Irene Radford has been writing stories ever since she figured out what a pencil was for. A member of an endangered species—a native Oregonian who lives in Oregon—she and her husband make their home in Welches, Oregon where deer, bears, coyotes, hawks, owls, and woodpeckers feed regularly on their back deck. A museum trained historian, Irene has spent many hours prowling pioneer cemeteries deepening her connections to the past. Raised in a military family she grew up all over the US and learned early on that books are friends that don’t get left behind with a move. Her interests and reading range from ancient history, to spiritual meditations, to space stations, and a whole lot in between. Mostly Irene writes fantasy and historical fantasy including the best-selling Dragon Nimbus Series and the masterwork Merlin’s Descendants series. In other lifetimes she writes urban fantasy as P.R. Frost or Phyllis Ames, and space opera as C.F. Bentley. Later this year she ventures into Steampunk as someone else. If you wish information on the latest releases from Ms Radford, under any of her pen names, you can subscribe to her newsletter: www.ireneradford.net Promises of no spam, merely occasional updates and news of personal appearances.

Comments

BVC Eats: Comfort Food — 5 Comments

  1. Potato starch can be used instead of cornstarch to bind soups and sauces and stews. It’s available in the same sort of packets/boxes as cornstarch. You need a similar amount, it starts binding at a slightly lower temperature but tolerates higher temperatures than corn starch, and it binds clear instead of milky.
    So for a clear soup or (fruit/vegetable) sauce it’s much preferred to corn starch.
    You need to dissolve it in a bit of cold water or milk before pouring it into the hot liquid you want to bind, just like you do with the corn starch.

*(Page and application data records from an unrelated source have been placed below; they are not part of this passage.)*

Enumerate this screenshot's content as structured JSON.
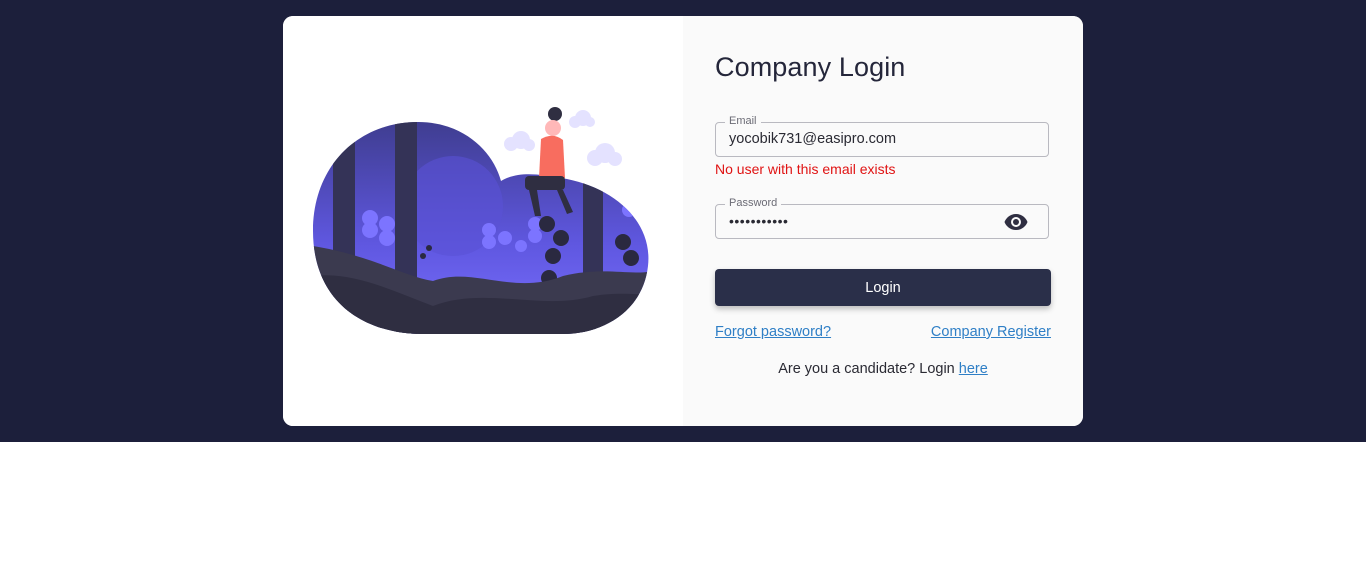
{
  "login": {
    "title": "Company Login",
    "email": {
      "label": "Email",
      "value": "yocobik731@easipro.com"
    },
    "email_error": "No user with this email exists",
    "password": {
      "label": "Password",
      "masked_value": "•••••••••••",
      "visibility_icon": "eye-icon"
    },
    "submit_label": "Login",
    "forgot_password_label": "Forgot password?",
    "register_label": "Company Register",
    "candidate_prompt": "Are you a candidate? Login ",
    "candidate_link": "here"
  },
  "theme": {
    "backdrop": "#1c1f3b",
    "button": "#2a2f49",
    "error": "#e01313",
    "link": "#2f7fc6",
    "illustration_accent": "#6c63ff"
  }
}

  2. Hadn’t thought about potato starch. That’s a good idea. It’s casserole season–1 foot of snow outside–so I’m thinking about doing something interesting.

    Oh, and green beans. I don’t like the overcooked texture of canned, so if I can’t get decent fresh beans–it is winter–I use frozen. Much better texture.

  3. Years ago I started using tapioca starch instead of flour in pies, so that the juices don’t all run out the second you cut into it, and it works just great. Hadn’t really thought about using it in everyday cooking instead of cornstarch, but will experiment and get back to you. (By the way, if you go to a health food store, the stuff will be three dollars or so a package, but if you have an oriental market near you, it will cost as little as eighty cents.)

  4. Rice flour is not starchy enough. When I cook gluten free I mix some potato starch into rice or almond flour and it works almost like wheat flour, at least in soups, stews, sauces, and fried food.